Web page and app entries
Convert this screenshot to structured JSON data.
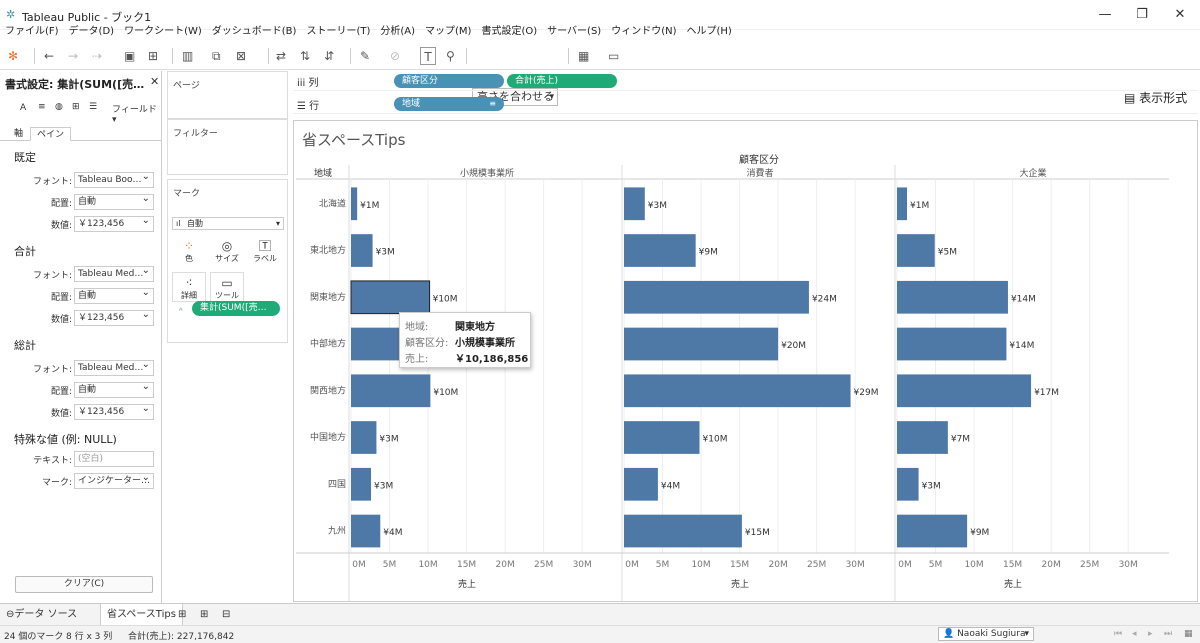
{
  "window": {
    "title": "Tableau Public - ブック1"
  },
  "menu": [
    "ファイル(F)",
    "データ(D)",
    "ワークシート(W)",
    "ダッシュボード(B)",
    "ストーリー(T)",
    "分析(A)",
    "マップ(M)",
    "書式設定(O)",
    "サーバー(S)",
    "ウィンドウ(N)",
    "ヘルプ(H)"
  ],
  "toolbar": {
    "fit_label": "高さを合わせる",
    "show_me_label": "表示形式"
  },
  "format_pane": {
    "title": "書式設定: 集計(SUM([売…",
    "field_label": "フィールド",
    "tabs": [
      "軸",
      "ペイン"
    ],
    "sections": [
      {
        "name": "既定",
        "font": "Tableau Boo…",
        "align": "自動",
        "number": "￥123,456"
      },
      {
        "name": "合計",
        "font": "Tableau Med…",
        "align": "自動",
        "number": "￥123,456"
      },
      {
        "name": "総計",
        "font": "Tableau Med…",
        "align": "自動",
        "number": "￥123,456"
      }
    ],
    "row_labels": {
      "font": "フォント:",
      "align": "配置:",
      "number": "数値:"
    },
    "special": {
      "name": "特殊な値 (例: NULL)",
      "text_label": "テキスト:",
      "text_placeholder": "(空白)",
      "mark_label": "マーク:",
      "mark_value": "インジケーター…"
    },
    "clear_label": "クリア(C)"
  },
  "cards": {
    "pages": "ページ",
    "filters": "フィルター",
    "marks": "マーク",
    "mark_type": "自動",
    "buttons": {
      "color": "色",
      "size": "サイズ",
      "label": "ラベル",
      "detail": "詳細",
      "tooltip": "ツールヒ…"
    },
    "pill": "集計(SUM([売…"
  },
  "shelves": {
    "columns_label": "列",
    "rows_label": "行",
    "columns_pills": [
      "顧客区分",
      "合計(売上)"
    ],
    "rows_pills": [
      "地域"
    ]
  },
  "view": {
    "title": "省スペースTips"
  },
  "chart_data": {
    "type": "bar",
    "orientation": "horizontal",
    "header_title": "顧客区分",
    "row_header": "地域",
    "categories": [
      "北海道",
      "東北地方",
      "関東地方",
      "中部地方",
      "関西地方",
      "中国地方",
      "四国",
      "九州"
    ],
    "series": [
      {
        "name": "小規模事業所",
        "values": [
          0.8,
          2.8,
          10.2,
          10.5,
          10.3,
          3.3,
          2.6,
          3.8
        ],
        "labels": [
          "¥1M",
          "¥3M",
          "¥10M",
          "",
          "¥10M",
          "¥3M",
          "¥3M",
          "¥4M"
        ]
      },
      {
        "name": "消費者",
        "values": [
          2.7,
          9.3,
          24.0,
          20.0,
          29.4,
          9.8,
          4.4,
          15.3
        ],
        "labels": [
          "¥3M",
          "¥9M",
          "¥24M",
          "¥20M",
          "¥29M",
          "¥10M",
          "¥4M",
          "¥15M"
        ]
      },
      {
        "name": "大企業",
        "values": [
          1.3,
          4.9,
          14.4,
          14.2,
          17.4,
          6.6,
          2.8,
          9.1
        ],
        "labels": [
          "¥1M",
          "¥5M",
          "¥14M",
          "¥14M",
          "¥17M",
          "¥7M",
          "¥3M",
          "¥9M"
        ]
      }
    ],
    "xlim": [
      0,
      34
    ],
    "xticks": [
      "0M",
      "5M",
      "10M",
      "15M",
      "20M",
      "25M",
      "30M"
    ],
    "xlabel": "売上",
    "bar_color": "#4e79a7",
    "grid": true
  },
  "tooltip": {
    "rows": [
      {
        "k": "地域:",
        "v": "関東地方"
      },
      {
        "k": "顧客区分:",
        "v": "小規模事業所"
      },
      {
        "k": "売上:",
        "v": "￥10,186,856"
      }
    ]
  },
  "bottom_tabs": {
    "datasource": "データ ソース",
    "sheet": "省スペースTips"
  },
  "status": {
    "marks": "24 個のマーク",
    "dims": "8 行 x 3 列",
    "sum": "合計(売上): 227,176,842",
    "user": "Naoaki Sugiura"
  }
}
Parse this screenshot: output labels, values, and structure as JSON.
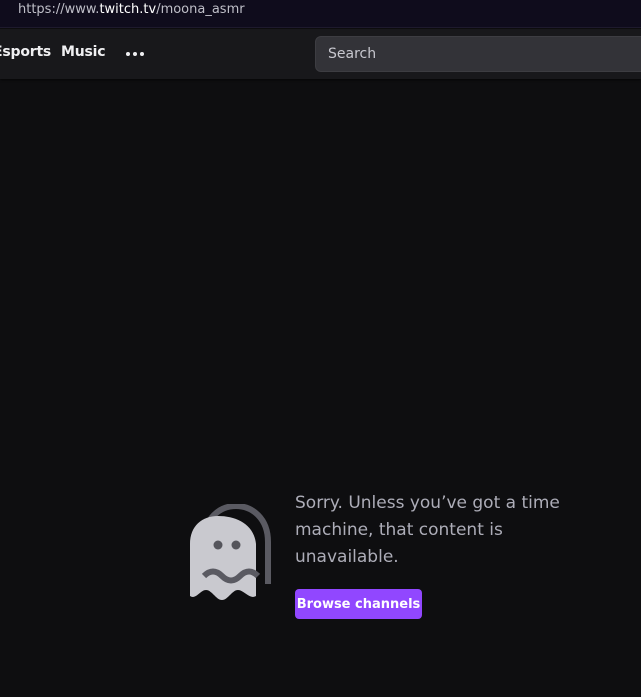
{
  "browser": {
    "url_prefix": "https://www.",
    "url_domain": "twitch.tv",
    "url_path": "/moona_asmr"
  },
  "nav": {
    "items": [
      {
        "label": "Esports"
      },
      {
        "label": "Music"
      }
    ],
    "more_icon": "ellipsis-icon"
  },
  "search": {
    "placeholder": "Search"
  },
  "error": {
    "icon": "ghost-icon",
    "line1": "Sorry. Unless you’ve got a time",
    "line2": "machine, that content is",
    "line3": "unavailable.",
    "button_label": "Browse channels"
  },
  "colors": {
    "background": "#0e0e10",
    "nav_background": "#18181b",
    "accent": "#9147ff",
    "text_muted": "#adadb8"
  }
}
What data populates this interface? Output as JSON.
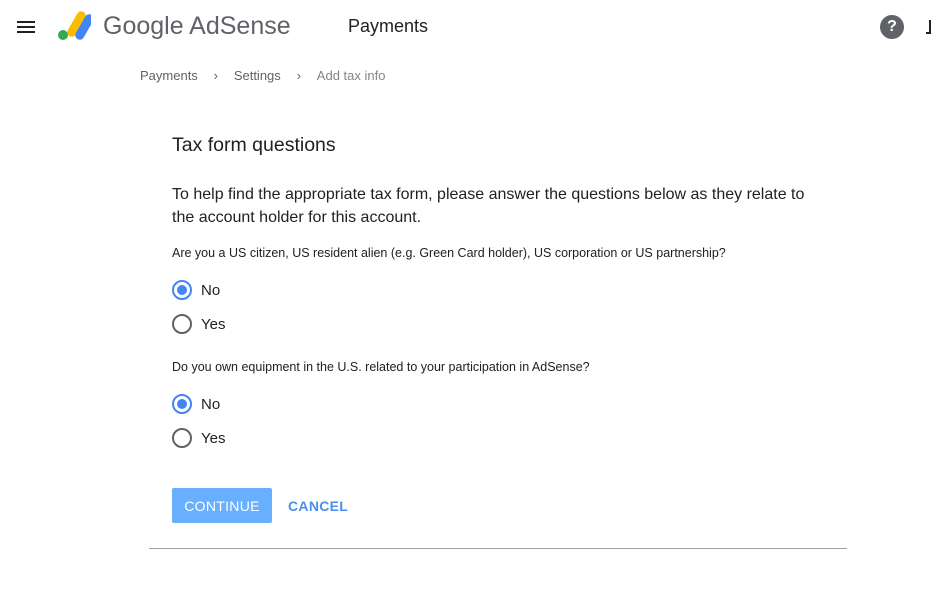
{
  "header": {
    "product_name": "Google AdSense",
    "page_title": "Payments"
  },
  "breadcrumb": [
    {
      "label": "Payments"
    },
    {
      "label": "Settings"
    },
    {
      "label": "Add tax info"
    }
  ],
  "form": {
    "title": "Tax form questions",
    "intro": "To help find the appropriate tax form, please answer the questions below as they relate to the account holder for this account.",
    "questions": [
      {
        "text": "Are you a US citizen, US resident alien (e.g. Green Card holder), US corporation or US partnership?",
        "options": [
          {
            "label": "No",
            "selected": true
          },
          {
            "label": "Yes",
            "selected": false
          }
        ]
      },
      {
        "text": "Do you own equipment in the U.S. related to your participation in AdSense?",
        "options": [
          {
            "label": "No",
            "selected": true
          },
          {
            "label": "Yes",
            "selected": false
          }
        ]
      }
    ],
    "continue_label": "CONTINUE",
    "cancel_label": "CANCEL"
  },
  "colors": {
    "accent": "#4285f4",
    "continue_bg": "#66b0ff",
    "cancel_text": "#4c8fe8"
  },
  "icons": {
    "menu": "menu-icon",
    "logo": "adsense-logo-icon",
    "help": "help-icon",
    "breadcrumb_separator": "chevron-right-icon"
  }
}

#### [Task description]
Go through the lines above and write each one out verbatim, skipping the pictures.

#### [Written solution]
Convert this screenshot to structured JSON data.
{
  "window": {
    "title": "Tableau Public - ブック1"
  },
  "menu": [
    "ファイル(F)",
    "データ(D)",
    "ワークシート(W)",
    "ダッシュボード(B)",
    "ストーリー(T)",
    "分析(A)",
    "マップ(M)",
    "書式設定(O)",
    "サーバー(S)",
    "ウィンドウ(N)",
    "ヘルプ(H)"
  ],
  "toolbar": {
    "fit_label": "高さを合わせる",
    "show_me_label": "表示形式"
  },
  "format_pane": {
    "title": "書式設定: 集計(SUM([売…",
    "field_label": "フィールド",
    "tabs": [
      "軸",
      "ペイン"
    ],
    "sections": [
      {
        "name": "既定",
        "font": "Tableau Boo…",
        "align": "自動",
        "number": "￥123,456"
      },
      {
        "name": "合計",
        "font": "Tableau Med…",
        "align": "自動",
        "number": "￥123,456"
      },
      {
        "name": "総計",
        "font": "Tableau Med…",
        "align": "自動",
        "number": "￥123,456"
      }
    ],
    "row_labels": {
      "font": "フォント:",
      "align": "配置:",
      "number": "数値:"
    },
    "special": {
      "name": "特殊な値 (例: NULL)",
      "text_label": "テキスト:",
      "text_placeholder": "(空白)",
      "mark_label": "マーク:",
      "mark_value": "インジケーター…"
    },
    "clear_label": "クリア(C)"
  },
  "cards": {
    "pages": "ページ",
    "filters": "フィルター",
    "marks": "マーク",
    "mark_type": "自動",
    "buttons": {
      "color": "色",
      "size": "サイズ",
      "label": "ラベル",
      "detail": "詳細",
      "tooltip": "ツールヒ…"
    },
    "pill": "集計(SUM([売…"
  },
  "shelves": {
    "columns_label": "列",
    "rows_label": "行",
    "columns_pills": [
      "顧客区分",
      "合計(売上)"
    ],
    "rows_pills": [
      "地域"
    ]
  },
  "view": {
    "title": "省スペースTips"
  },
  "chart_data": {
    "type": "bar",
    "orientation": "horizontal",
    "header_title": "顧客区分",
    "row_header": "地域",
    "categories": [
      "北海道",
      "東北地方",
      "関東地方",
      "中部地方",
      "関西地方",
      "中国地方",
      "四国",
      "九州"
    ],
    "series": [
      {
        "name": "小規模事業所",
        "values": [
          0.8,
          2.8,
          10.2,
          10.5,
          10.3,
          3.3,
          2.6,
          3.8
        ],
        "labels": [
          "¥1M",
          "¥3M",
          "¥10M",
          "",
          "¥10M",
          "¥3M",
          "¥3M",
          "¥4M"
        ]
      },
      {
        "name": "消費者",
        "values": [
          2.7,
          9.3,
          24.0,
          20.0,
          29.4,
          9.8,
          4.4,
          15.3
        ],
        "labels": [
          "¥3M",
          "¥9M",
          "¥24M",
          "¥20M",
          "¥29M",
          "¥10M",
          "¥4M",
          "¥15M"
        ]
      },
      {
        "name": "大企業",
        "values": [
          1.3,
          4.9,
          14.4,
          14.2,
          17.4,
          6.6,
          2.8,
          9.1
        ],
        "labels": [
          "¥1M",
          "¥5M",
          "¥14M",
          "¥14M",
          "¥17M",
          "¥7M",
          "¥3M",
          "¥9M"
        ]
      }
    ],
    "xlim": [
      0,
      34
    ],
    "xticks": [
      "0M",
      "5M",
      "10M",
      "15M",
      "20M",
      "25M",
      "30M"
    ],
    "xlabel": "売上",
    "bar_color": "#4e79a7",
    "grid": true
  },
  "tooltip": {
    "rows": [
      {
        "k": "地域:",
        "v": "関東地方"
      },
      {
        "k": "顧客区分:",
        "v": "小規模事業所"
      },
      {
        "k": "売上:",
        "v": "￥10,186,856"
      }
    ]
  },
  "bottom_tabs": {
    "datasource": "データ ソース",
    "sheet": "省スペースTips"
  },
  "status": {
    "marks": "24 個のマーク",
    "dims": "8 行 x 3 列",
    "sum": "合計(売上): 227,176,842",
    "user": "Naoaki Sugiura"
  }
}
Parse this screenshot: output labels, values, and structure as JSON.
{
  "browser": {
    "url_prefix": "https://www.",
    "url_domain": "twitch.tv",
    "url_path": "/moona_asmr"
  },
  "nav": {
    "items": [
      {
        "label": "Esports"
      },
      {
        "label": "Music"
      }
    ],
    "more_icon": "ellipsis-icon"
  },
  "search": {
    "placeholder": "Search"
  },
  "error": {
    "icon": "ghost-icon",
    "line1": "Sorry. Unless you’ve got a time",
    "line2": "machine, that content is",
    "line3": "unavailable.",
    "button_label": "Browse channels"
  },
  "colors": {
    "background": "#0e0e10",
    "nav_background": "#18181b",
    "accent": "#9147ff",
    "text_muted": "#adadb8"
  }
}
What data populates this interface? Output as JSON.
{
  "header": {
    "product_name": "Google AdSense",
    "page_title": "Payments"
  },
  "breadcrumb": [
    {
      "label": "Payments"
    },
    {
      "label": "Settings"
    },
    {
      "label": "Add tax info"
    }
  ],
  "form": {
    "title": "Tax form questions",
    "intro": "To help find the appropriate tax form, please answer the questions below as they relate to the account holder for this account.",
    "questions": [
      {
        "text": "Are you a US citizen, US resident alien (e.g. Green Card holder), US corporation or US partnership?",
        "options": [
          {
            "label": "No",
            "selected": true
          },
          {
            "label": "Yes",
            "selected": false
          }
        ]
      },
      {
        "text": "Do you own equipment in the U.S. related to your participation in AdSense?",
        "options": [
          {
            "label": "No",
            "selected": true
          },
          {
            "label": "Yes",
            "selected": false
          }
        ]
      }
    ],
    "continue_label": "CONTINUE",
    "cancel_label": "CANCEL"
  },
  "colors": {
    "accent": "#4285f4",
    "continue_bg": "#66b0ff",
    "cancel_text": "#4c8fe8"
  },
  "icons": {
    "menu": "menu-icon",
    "logo": "adsense-logo-icon",
    "help": "help-icon",
    "breadcrumb_separator": "chevron-right-icon"
  }
}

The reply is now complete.